**TASK PROMPT:**
Go through the lines below and copy each one that holds the string "semi".

**DATASET RECORDS:**
BEGIN

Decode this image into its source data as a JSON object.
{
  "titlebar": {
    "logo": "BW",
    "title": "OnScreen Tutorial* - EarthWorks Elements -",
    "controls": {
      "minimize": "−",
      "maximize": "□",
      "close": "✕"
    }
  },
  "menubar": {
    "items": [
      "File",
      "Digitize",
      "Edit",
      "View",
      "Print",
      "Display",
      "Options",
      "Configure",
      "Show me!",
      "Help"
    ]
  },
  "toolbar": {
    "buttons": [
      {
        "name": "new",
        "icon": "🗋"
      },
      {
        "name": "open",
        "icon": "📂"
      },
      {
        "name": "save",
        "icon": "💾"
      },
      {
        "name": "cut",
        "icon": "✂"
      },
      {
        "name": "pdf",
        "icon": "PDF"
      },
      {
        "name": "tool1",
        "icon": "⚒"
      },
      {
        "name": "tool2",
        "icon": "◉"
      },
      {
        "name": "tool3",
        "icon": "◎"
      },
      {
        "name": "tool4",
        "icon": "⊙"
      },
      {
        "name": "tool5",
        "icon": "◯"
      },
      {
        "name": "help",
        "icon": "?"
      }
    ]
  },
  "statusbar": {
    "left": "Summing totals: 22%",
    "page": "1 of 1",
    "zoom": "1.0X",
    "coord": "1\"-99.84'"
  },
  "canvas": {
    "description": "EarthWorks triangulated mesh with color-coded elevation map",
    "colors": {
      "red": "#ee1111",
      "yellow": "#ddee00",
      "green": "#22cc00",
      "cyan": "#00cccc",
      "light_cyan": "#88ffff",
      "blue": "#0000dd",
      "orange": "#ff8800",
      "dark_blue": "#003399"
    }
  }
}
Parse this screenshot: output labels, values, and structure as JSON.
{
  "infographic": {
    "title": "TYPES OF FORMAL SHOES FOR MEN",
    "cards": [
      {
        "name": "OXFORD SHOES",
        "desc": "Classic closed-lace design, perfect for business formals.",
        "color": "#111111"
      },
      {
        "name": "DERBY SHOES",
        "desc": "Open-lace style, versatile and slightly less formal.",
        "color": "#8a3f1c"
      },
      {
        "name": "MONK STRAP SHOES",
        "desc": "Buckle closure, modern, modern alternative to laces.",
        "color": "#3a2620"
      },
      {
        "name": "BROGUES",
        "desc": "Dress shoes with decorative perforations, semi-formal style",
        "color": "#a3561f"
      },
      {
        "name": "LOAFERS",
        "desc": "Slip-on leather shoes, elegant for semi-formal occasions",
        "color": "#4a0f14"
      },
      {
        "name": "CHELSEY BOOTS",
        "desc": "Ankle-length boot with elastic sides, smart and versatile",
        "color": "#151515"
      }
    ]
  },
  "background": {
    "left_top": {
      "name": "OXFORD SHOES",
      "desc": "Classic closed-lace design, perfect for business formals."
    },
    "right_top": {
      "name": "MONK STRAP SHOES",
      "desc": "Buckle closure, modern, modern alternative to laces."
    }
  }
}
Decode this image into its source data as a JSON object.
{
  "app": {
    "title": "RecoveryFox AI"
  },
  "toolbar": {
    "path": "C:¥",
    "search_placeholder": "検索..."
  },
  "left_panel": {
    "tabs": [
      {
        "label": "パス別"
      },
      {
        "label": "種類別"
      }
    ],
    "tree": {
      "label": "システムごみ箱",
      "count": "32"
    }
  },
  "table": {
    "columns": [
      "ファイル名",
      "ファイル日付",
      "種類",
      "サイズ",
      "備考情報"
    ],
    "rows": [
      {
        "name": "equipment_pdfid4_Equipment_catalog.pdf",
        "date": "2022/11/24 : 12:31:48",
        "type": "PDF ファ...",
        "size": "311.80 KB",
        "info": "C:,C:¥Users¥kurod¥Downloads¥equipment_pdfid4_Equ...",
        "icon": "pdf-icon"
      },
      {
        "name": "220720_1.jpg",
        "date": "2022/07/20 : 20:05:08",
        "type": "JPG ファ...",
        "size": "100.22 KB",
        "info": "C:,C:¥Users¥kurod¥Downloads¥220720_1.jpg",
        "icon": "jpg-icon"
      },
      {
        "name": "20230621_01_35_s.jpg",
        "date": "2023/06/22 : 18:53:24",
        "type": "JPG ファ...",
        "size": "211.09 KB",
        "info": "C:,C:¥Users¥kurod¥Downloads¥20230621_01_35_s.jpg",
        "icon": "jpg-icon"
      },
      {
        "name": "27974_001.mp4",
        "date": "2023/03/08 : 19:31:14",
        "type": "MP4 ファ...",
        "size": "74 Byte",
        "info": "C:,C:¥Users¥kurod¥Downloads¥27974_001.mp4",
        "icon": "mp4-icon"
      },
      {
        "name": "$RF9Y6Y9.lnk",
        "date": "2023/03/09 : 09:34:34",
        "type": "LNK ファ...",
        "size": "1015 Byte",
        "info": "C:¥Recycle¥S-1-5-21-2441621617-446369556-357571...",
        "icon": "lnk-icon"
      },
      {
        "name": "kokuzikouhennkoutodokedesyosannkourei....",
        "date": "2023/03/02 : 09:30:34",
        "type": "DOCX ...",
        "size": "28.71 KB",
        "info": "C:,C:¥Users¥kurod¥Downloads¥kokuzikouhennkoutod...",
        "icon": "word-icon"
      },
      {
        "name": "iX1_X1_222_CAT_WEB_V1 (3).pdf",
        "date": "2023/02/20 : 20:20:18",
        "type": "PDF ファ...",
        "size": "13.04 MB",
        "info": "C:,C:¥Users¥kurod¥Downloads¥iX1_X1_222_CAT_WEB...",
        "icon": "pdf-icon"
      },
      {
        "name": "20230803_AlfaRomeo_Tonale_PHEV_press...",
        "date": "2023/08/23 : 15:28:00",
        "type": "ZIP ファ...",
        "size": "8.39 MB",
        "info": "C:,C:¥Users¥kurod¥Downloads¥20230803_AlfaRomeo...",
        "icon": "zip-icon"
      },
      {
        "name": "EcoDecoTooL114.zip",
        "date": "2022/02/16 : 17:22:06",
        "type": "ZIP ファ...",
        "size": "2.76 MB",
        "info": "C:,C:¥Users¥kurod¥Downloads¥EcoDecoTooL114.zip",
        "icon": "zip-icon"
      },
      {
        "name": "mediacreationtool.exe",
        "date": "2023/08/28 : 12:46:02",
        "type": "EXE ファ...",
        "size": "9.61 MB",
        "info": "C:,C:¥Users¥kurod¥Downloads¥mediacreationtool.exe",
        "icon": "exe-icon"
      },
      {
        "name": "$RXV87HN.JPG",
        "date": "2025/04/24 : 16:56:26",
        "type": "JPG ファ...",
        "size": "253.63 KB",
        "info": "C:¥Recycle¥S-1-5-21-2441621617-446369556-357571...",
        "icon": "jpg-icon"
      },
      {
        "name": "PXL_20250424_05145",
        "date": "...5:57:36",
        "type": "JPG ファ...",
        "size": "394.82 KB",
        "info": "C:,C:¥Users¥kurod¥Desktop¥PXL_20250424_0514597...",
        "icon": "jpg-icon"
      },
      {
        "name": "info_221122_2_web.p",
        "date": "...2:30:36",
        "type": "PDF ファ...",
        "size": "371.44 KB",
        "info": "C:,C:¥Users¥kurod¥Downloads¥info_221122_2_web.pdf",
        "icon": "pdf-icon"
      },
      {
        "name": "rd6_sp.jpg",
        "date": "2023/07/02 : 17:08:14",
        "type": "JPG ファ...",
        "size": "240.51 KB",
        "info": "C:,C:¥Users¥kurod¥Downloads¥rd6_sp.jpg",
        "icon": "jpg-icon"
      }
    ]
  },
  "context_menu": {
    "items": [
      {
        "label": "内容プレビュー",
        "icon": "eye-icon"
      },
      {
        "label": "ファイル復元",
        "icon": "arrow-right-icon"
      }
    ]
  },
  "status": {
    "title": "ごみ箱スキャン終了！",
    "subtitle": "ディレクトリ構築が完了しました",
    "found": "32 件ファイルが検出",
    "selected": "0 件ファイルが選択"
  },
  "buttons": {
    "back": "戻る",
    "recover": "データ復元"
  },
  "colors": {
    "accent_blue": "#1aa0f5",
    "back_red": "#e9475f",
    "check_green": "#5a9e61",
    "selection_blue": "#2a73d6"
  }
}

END

**YOUR SOLUTION:**
        "desc": "Dress shoes with decorative perforations, semi-formal style",
        "desc": "Slip-on leather shoes, elegant for semi-formal occasions",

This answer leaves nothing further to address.